### What you need to do
Check each line below for "near" and report how many have it, nothing else.

### Material shown
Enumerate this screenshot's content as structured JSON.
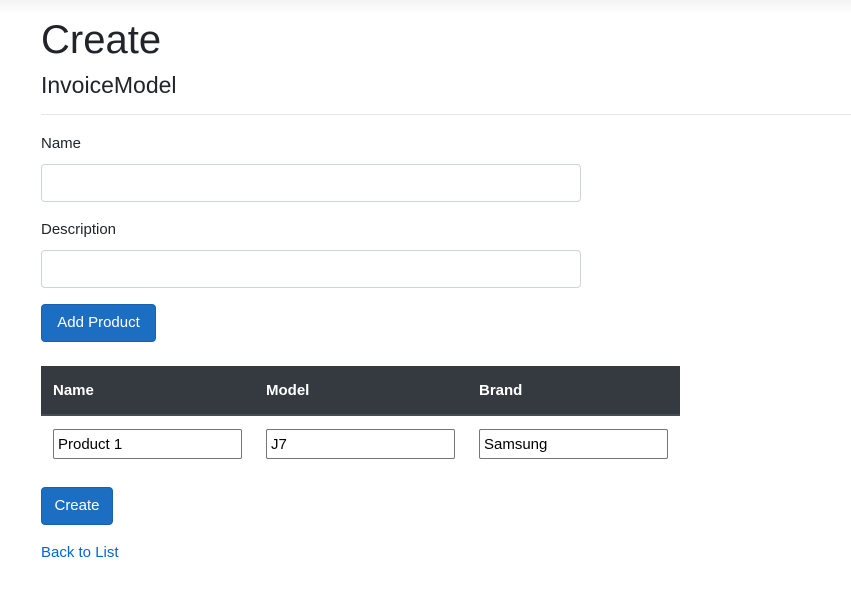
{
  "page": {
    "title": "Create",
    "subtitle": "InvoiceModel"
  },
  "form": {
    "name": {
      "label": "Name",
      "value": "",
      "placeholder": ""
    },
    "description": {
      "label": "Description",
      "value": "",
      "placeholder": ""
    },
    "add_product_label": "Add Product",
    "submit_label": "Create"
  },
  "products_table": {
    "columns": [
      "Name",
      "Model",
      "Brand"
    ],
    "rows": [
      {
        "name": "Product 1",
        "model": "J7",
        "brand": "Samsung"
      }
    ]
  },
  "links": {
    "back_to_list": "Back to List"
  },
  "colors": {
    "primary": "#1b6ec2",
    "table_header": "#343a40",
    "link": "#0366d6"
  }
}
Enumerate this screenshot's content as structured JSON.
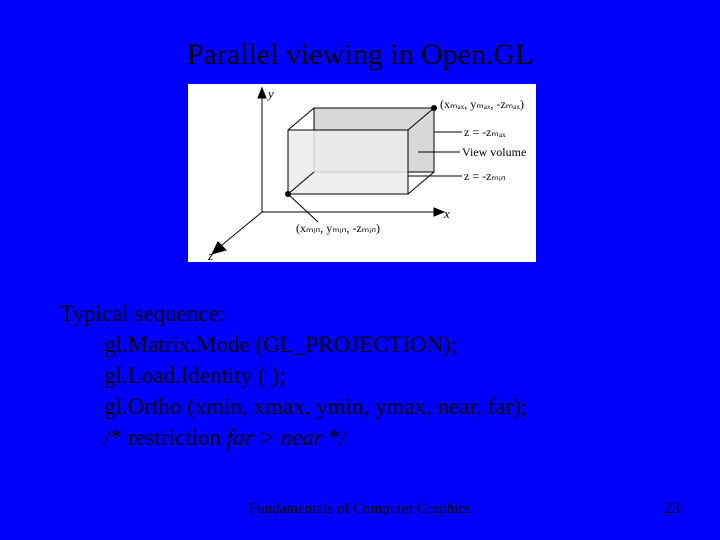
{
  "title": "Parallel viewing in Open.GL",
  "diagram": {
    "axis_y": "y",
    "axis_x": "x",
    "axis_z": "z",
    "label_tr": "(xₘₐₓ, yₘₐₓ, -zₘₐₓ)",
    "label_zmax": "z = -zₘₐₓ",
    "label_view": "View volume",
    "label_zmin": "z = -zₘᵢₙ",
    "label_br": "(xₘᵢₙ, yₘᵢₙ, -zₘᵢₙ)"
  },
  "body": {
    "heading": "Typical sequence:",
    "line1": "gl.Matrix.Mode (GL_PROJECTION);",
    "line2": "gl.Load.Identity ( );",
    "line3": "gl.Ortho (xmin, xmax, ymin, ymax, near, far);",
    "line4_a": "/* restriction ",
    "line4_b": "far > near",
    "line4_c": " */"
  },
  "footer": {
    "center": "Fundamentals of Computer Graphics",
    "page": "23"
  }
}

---

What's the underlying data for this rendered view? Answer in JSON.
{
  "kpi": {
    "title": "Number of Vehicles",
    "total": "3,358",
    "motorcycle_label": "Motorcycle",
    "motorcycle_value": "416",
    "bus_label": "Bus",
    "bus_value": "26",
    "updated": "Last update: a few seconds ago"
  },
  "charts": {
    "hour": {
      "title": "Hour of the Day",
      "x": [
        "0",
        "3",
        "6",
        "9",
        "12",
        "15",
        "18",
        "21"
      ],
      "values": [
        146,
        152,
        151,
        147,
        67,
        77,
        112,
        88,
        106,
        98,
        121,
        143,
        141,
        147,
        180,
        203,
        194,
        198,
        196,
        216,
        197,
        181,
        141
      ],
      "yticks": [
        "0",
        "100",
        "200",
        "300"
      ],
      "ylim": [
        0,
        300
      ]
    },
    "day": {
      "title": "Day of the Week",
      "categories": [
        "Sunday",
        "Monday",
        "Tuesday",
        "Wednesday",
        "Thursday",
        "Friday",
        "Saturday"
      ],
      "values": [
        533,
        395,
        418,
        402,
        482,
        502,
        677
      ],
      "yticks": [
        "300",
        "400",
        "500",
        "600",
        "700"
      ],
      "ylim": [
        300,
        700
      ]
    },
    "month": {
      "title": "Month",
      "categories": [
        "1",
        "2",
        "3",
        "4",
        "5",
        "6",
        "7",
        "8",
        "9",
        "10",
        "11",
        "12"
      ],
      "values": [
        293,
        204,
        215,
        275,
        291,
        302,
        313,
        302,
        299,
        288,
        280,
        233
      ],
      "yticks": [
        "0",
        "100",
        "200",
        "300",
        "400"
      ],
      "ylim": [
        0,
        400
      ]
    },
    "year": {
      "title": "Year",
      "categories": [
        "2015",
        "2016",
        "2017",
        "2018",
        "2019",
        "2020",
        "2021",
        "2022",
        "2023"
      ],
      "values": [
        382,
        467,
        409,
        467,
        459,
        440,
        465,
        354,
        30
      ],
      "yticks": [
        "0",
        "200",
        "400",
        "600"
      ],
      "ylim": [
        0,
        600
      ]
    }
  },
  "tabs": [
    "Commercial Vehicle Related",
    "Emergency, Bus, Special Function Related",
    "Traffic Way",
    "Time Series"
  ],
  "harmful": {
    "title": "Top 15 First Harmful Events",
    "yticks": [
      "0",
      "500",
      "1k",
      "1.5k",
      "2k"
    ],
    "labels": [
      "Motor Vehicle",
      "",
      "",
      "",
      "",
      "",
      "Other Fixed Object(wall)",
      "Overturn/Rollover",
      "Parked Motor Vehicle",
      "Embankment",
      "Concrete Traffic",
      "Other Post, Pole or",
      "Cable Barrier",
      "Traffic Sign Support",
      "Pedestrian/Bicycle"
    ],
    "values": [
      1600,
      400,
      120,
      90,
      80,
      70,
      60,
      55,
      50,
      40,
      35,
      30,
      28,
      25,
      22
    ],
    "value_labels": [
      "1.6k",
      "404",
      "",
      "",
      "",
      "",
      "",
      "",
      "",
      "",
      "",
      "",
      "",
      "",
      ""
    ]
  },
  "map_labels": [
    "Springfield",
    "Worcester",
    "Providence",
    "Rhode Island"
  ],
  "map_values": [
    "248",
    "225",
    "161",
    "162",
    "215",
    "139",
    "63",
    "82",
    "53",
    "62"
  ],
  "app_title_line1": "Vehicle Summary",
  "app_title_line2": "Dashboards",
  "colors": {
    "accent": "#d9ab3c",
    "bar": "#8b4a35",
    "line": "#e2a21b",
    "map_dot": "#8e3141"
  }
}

### Task result
2